Irritating details such as bad messaging or confusing designs make Havenly seem like a new startup, when in reality it’s been in business since 2014 and has raised $85 million of dollars in funding. My designer did a good job walking me through the process, but the proprietary terminology didn’t make it accessible.
The easy way to a more beautiful space?
My office will soon have two desks, a bookshelf, and a lamp, assuming West Elm doesn’t leave me in a lurch. By that metric, Havenly was a success. The design process was pleasant. My designer knew what she was doing and was lovely to work with. The end results were in line with our budget and our tastes. The criticisms that I have about the delivery times feel somewhat unfair in the midst of a global supply shortage.
That said, I do think Havenly could make it easier to browse alternate furniture on my own, either through their site or via a browser extension that would show me what items were available through them. At times I felt like I was taking advantage of my designer by asking for too many changes, or cutting her out of a commission if I found something else in another place, even though she’d done a lot of work. This doesn’t add up to a great emotional experience using a service, and, the fact is, a layout and initial design suggestion is a valuable product on its own.
I can see a valuable role for a service like Havenly, used wisely.
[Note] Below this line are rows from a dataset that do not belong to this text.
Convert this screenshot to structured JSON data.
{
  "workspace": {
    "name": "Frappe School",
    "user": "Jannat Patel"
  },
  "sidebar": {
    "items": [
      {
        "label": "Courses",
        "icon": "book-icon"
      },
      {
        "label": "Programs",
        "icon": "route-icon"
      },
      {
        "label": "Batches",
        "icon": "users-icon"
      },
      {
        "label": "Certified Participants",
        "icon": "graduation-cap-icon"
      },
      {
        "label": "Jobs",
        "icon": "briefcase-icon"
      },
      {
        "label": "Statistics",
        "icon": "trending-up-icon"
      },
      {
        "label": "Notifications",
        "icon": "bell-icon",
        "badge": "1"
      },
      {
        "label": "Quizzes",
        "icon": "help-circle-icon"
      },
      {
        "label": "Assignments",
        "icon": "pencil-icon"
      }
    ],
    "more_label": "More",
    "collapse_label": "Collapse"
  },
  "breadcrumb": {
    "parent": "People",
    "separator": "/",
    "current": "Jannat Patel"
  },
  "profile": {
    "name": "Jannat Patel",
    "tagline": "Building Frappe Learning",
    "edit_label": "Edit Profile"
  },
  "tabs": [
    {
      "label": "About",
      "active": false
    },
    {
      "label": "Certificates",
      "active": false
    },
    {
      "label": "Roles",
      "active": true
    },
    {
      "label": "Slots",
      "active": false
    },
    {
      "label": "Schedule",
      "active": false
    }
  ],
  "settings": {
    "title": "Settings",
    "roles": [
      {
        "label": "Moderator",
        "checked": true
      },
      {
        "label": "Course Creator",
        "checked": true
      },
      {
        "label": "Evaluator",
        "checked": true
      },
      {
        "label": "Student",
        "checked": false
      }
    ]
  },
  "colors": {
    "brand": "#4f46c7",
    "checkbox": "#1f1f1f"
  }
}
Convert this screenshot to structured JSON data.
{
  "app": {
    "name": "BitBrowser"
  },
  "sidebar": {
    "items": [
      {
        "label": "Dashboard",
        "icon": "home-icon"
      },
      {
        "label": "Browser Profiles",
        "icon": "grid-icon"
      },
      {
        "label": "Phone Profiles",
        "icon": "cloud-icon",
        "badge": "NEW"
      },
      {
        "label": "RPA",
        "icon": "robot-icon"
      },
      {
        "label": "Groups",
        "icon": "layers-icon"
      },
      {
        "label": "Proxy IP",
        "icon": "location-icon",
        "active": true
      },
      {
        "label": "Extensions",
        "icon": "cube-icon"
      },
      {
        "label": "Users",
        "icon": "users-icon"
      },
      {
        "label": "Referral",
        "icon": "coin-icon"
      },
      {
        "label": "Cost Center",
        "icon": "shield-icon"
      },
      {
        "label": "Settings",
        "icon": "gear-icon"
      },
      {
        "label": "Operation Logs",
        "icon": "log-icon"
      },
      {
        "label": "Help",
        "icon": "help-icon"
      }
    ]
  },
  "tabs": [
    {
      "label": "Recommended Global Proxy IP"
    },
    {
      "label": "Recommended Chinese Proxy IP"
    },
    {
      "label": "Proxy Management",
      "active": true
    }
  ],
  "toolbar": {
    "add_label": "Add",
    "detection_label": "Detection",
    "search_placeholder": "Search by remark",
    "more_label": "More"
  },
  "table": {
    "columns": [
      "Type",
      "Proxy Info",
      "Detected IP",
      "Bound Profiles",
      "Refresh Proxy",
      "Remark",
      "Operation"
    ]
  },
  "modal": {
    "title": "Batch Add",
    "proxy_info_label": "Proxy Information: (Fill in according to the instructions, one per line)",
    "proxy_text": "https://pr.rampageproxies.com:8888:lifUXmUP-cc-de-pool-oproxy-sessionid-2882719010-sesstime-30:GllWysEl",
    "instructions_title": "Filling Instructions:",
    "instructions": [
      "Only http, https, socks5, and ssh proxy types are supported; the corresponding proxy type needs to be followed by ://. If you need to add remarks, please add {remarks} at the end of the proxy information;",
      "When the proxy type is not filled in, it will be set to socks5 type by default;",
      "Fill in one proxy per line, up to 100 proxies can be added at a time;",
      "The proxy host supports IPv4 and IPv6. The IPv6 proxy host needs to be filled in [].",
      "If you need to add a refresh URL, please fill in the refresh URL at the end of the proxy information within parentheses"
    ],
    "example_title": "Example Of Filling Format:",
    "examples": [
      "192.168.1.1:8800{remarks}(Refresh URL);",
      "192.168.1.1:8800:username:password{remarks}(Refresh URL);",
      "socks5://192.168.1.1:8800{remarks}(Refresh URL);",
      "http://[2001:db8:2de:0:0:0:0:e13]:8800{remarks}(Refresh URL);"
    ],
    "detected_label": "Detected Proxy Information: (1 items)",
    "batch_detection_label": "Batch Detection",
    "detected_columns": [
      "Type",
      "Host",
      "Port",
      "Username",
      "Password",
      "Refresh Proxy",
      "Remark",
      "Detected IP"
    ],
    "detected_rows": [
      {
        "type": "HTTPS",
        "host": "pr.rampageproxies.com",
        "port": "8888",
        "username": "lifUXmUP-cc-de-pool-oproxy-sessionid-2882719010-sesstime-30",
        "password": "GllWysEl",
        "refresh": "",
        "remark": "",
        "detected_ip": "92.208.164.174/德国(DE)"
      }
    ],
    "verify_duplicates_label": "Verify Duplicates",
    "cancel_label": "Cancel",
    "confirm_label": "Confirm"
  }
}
To that end, either be clear about your delivery timelines when you go in — or wait to use it until more furniture is back in stock.